Task objective:
Go through the entries below and tally the lines containing the string "Covid"; report only the tally.

Provided records below:

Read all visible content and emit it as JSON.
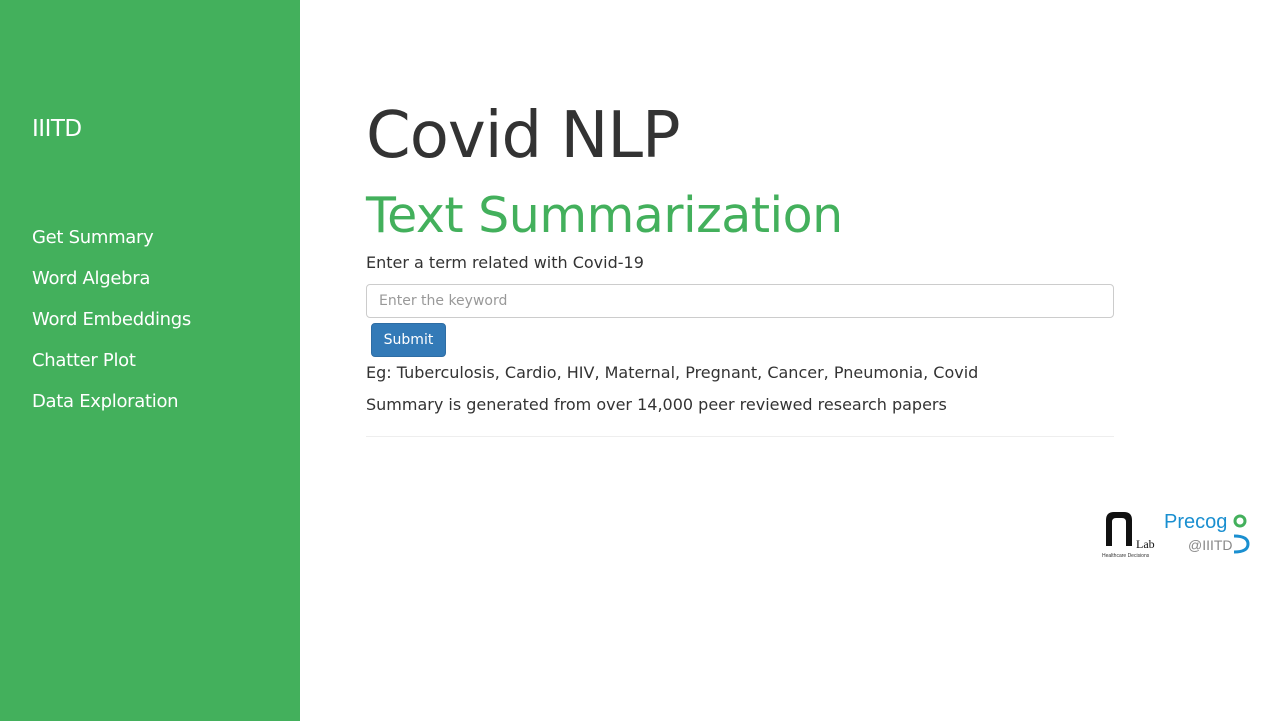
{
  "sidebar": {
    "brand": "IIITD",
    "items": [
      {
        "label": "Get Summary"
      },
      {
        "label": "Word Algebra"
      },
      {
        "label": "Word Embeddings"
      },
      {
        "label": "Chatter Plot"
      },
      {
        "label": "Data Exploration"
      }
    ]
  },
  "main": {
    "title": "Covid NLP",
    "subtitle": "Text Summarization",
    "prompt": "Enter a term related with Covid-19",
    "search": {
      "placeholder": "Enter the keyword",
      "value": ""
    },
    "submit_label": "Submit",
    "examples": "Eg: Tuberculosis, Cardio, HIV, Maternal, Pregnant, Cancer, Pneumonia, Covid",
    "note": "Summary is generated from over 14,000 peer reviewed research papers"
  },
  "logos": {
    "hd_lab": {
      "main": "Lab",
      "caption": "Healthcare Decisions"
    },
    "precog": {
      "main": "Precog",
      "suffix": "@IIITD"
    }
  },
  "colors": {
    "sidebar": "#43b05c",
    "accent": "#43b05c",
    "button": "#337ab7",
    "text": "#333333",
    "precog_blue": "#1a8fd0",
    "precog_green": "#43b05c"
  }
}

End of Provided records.

Expected output:
3